The antibodies we create after we’re infected with a virus or vaccinated against it can be very powerful. A virus typically spreads within our bodies by entering a cell and using it as a factory to create copies of itself, which then burst out and find new cells to infect. Our antibodies work by binding to the virus and this can block it from attaching to and entering our cells in the first place.
But what happens if a virus does not need to exit the cell in order to spread to neighbouring cells? Can our antibodies be effective against it?
Scientists recently asked this question for SARS-CoV-2, which causes COVID-19. This highly infectious coronavirus can change human cells, making them fuse with two or more nearby cells. These super-cells, with large merged cell bodies, are excellent viral factories.
The super-cells, known as syncytia, share multiple nuclei (the part of the cell that contains the genetic material) and abundant cytoplasm (the jelly-like substance that surrounds the nucleus). Having more of these components in one giant cell helps the virus replicate more efficiently. And by fusing cells, SARS-CoV-2 increases its resources without being exposed to the neutralising antibodies that slosh around outside our cells.
The study by Alex Sigal and colleagues tested two coronavirus variants (alpha and beta) for their ability to transmit from cell to cell and investigated whether this mode of transmission was sensitive to antibody neutralisation. The alpha variant (first identified in the UK) is sensitive to antibodies, and the beta variant (first identified in South Africa) is less sensitive to these antibodies.
The Sigal study, which is yet to be published in a scientific journal, revealed that cell-to-cell transmission with both variants successfully evaded antibody neutralisation.
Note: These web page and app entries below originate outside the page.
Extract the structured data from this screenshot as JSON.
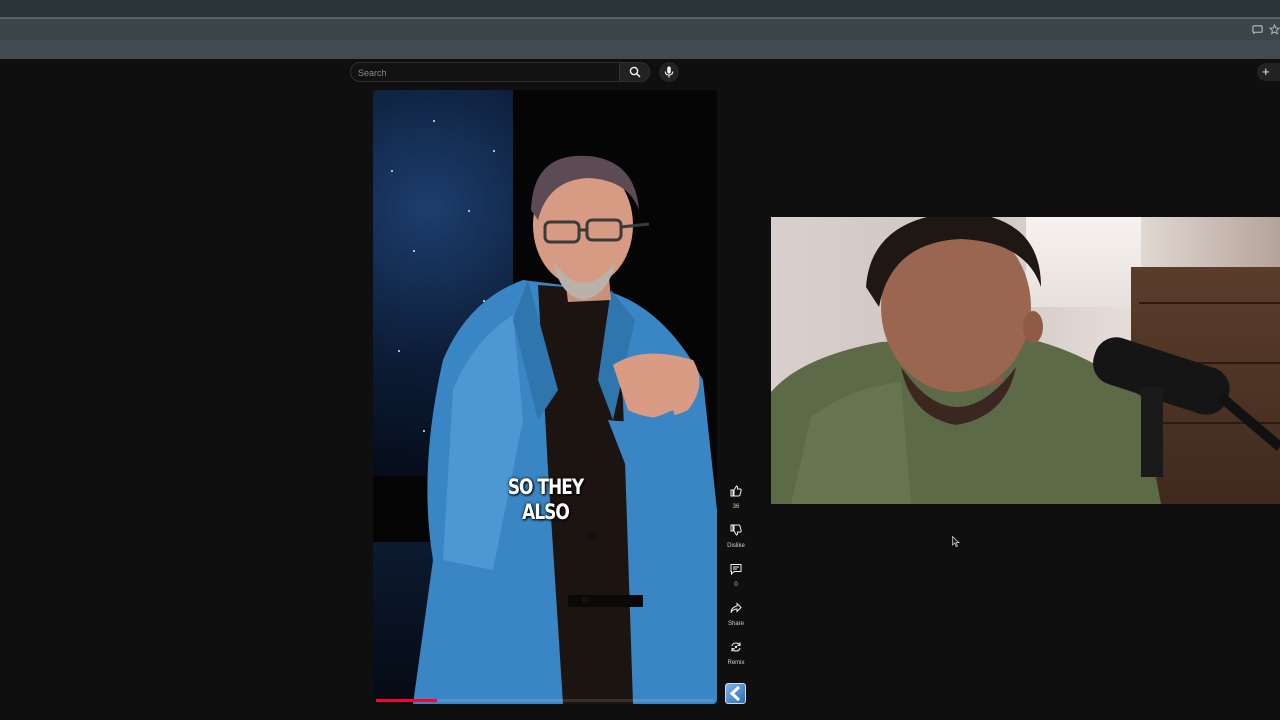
{
  "search": {
    "placeholder": "Search"
  },
  "short": {
    "caption": "SO THEY ALSO",
    "progress_fraction": 0.18
  },
  "actions": {
    "like_count": "36",
    "dislike_label": "Dislike",
    "comment_count": "0",
    "share_label": "Share",
    "remix_label": "Remix"
  },
  "icons": {
    "search": "search-icon",
    "mic": "microphone-icon",
    "create": "plus-icon",
    "like": "thumbs-up-icon",
    "dislike": "thumbs-down-icon",
    "comment": "comment-icon",
    "share": "share-icon",
    "remix": "remix-icon",
    "cast": "cast-icon",
    "bookmark": "star-icon"
  },
  "colors": {
    "page_bg": "#0f0f0f",
    "progress": "#ff0033",
    "browser_tabstrip": "#2b3436",
    "browser_toolbar": "#3b464b"
  }
}
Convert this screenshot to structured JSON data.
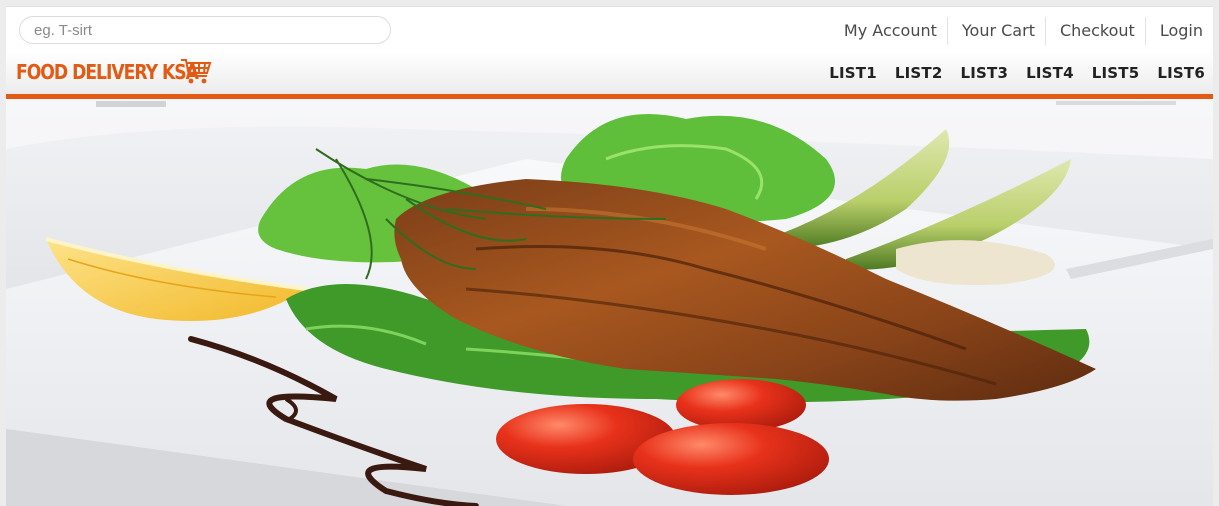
{
  "search": {
    "placeholder": "eg. T-sirt"
  },
  "account_links": [
    "My Account",
    "Your Cart",
    "Checkout",
    "Login"
  ],
  "brand": {
    "name": "FOOD DELIVERY KSA",
    "icon": "shopping-cart-icon",
    "color": "#e25a14"
  },
  "nav": [
    "LIST1",
    "LIST2",
    "LIST3",
    "LIST4",
    "LIST5",
    "LIST6"
  ],
  "colors": {
    "accent": "#e25a14"
  },
  "hero": {
    "image": "grilled-salmon-salad-plate"
  }
}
This shows that when the virus takes hold, it will be more difficult to eliminate in cells that can fuse with each other.
Viruses have coexisted with humans and animals for millennia, so they have evolved tricks to avoid being recognised by our immune system. Such an immune evasion strategy is the direct transmission from cell to cell, which doesn’t always require cell fusion.
It is also possible for viruses to travel to their next host cells by exploiting tight associations between neighbouring cells that shield them from antibodies. It is reasonable to assume that antibodies are most effective at preventing entry into the host cell and less effective in parts of the body where the infection is already established.
Does this mean that our vaccines will be ineffective against viruses that move directly from cell to cell? Luckily, our immune system has also evolved alongside viruses, and we have learned to build defences that work in many ways.
Not the only line of defence
T cells are white blood cells that, following vaccination or infection, are trained to recognise and kill infected cells. They don’t rely on recognising free-floating virus, so cell-to-cell transmission does not reduce their ability to seek and destroy viral factories. Like cells capable of producing antibodies, T cells can remember a previous infection and act rapidly when the same virus comes along again.
It’s not wise to put all your eggs in one basket, which is why vaccines induce both antibodies and virus-specific T cells. Antibodies bind to viruses either before they enter our cells or after the release of new viruses following infection. T cells act to reduce fertile cell hosts for virus replication, until the infection is eliminated. Many other cells (with no immunological memory) also work together to eradicate the virus from the body completely.
What happens in those of us that may have older or dysfunctional parts of our immune system? Coronavirus infection is usually controlled within two weeks in most young, healthy adults and children. In people with dysfunctional T cell responses, cell-to-cell transmission could hinder neutralising antibodies and hence prolong the infection. Persistent infection increases opportunities for viruses to mutate and better adapt their lifecycle to our bodies, leading to the potential emergence of variants of concern.
We don’t need to worry about cell-to-cell transmission disabling our vaccines, but it is important to understand how a virus spreads so that we can target it more effectively. A few years ago my colleagues and I showed that the hepatitis C virus transmits from cell to cell in the presence of neutralising antibodies. This hasn’t stopped scientists from developing highly successful antivirals that can cure people who had been infected with hepatitis C for decades.
With effective vaccines and antivirals, we can aim to eradicate viruses that don’t integrate their genomes with our own (such as SARS-CoV-2) from human populations as we have done before. Broad resistance to infection in humans achieved by vaccination if we all work together means that if the same virus jumps again from animal hosts, its transmission journey in people would be very short. The latest technologies that enable quick vaccine updates can ensure effective control against emerging variants.